I agree with what Linda Reeder had to say as well as what you said about just keeping up with what you can. It becomes so much harder as we age, but I refuse to not be able to get down on the floor or the ground to plant a flower or to play with a child.

In my late forties and early fifties, I took a drug for chronic pain in my knees, hip, and a severely injured right arm and hand. It was VIOXX. It is no longer on the market. I know it did me no favors. I think I probably re-injured myself sometimes because I would do thinks that I couldn't do when I was off the drug. Now, per doctor's orders, I never take NSAIDS. They are so bad for my digestive track. I recently took Advil due to some terrible pain in my jaw and was amazed how much better my hip felt. Still, I do not take anything for the hip pain that constantly wakes me at night. I prefer to try to not harm other parts of my body with medication. Water aerobics helps my hip as much as anything.

Great post. Much to think about.

Rita said...

I used to believe in mind over matter and pushed through to get done whatever I needed to. That worked for me my whole life. There was no one else to take care of my son when he was sick, so I went without sleep. You do what you have to do. I honestly never gave my body much thought. I was too busy.

It was an absolute shock when I hit this physical wall that I couldn't "mind over matter" or push through. Altered everything for me. Pushing through was no longer an option. My body took over my life. Pay back time? LOL! I went from an energizer bunny mode to sloth speed. But I still think it is use it or lose it on the physical side...but listen to what your body has to say. You have quite a dialogue going with your body, so I think you're fine. :) :)

The do no harm has so many levels, though. I have been working my entire life on my actions, words, and thoughts. I don't know if I will ever get there, but I feel better for the trying and have seen improvement with practice over time.

I love your Sunday posts. You always give me something to ponder. Have an enlightening week, Lady! :)

Dee said...

Dear DJan, per your suggestion, I did go and read the beginning sections for ahimsa. I wish I could think through what it means, but I find myself right now with a tired brain and so I'm not into much deep thinking. I do remember when I began teaching in the convent and then later when I began developing curriculum for young children. Both the superior on the convent mission and the publisher said the same thing to me: "Do no harm." I can remember mulling that, wondering why they didn't say, "Do only good."

Then as life streamed by, I began to understand why one was emphasized. But my brain can't even articulate that today. I know only that when I do harm others--mostly through words or when I don't choose to help--I harm myself. I can almost feel part of my essence darken into shadow, bruised by my callowness and by my failure to live in Oneness.

I do think that we can do harm to ourselves by taking too much medicine or by asking our bodies to perform when they let us know that they need rest.

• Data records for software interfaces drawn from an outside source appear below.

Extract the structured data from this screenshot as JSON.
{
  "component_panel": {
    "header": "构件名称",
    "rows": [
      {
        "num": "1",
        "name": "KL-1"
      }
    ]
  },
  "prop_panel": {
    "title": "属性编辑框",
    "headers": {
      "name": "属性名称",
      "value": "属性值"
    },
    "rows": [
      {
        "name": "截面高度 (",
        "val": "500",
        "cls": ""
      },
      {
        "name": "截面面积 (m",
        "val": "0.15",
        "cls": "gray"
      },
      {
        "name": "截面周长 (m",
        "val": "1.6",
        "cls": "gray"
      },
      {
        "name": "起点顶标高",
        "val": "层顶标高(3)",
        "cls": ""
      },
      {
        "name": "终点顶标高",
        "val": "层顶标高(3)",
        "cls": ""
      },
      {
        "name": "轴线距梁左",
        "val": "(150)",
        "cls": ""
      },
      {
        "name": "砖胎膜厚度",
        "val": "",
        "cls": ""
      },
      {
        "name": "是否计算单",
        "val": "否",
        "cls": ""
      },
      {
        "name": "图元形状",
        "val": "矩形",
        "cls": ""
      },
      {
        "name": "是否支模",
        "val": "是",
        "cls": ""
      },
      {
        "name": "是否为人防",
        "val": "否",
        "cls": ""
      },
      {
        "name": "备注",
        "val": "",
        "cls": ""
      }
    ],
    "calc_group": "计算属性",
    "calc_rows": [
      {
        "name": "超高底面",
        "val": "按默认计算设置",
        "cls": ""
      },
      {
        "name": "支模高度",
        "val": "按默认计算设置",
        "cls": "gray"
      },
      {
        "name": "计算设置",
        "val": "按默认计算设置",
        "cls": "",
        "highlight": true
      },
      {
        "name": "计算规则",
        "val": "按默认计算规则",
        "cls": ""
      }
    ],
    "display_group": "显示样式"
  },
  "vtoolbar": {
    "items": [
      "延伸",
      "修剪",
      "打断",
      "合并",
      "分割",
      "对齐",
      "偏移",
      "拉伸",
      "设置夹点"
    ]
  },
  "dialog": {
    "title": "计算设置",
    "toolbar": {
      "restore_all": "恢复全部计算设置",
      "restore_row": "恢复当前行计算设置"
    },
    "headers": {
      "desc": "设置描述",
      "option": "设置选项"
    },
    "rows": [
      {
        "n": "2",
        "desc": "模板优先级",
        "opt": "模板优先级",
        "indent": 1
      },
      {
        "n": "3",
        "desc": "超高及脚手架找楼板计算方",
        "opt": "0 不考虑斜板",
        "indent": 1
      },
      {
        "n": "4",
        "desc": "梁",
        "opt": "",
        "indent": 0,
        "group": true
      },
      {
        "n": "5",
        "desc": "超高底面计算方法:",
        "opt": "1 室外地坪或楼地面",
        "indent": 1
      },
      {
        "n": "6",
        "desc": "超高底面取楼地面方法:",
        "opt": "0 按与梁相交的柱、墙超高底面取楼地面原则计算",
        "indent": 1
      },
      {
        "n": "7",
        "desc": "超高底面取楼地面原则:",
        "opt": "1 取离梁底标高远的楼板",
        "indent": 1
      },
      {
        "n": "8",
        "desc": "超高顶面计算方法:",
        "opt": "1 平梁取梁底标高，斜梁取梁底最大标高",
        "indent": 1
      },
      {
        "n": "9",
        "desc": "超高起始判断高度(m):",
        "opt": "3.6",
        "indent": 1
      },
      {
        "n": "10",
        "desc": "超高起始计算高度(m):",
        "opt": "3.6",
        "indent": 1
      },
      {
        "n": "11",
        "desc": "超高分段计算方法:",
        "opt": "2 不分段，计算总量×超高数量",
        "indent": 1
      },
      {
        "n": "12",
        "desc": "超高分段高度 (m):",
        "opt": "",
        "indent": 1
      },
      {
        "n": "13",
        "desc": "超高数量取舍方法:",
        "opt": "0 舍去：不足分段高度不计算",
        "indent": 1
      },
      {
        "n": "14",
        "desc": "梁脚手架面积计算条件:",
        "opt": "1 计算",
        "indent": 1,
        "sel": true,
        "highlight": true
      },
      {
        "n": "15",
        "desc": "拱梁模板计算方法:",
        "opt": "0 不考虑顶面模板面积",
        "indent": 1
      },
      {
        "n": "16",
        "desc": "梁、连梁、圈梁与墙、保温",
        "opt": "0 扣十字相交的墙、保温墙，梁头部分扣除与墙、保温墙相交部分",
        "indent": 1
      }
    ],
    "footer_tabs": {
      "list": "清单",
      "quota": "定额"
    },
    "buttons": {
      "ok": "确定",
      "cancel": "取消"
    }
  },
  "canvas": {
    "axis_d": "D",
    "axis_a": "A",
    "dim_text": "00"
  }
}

Peace.

John's Island said...

Hi DJan, I enjoyed this post. Another wonderful reflection on life and the changes we encounter. I admire you for being able to express life challenges and changes so well. April was a busy time for me as I had family from Texas here for several days. Then there were other business activities that needed to be taken care of. My usual routine, including blogging, was put on hold. May is looking much better, back to normal. One thing I noticed while blogging was on hold was how much I miss reading my handful of favorite blogs, and that, of course, includes Eye on the Edge. I really can’t imagine retirement without the internet and the contact that comes with it. Thank you for all you do to make Eye a great blog. And thank you, as always, for your kind comments on my blog. Wishing you a great week ahead and best regards from just down south! :-)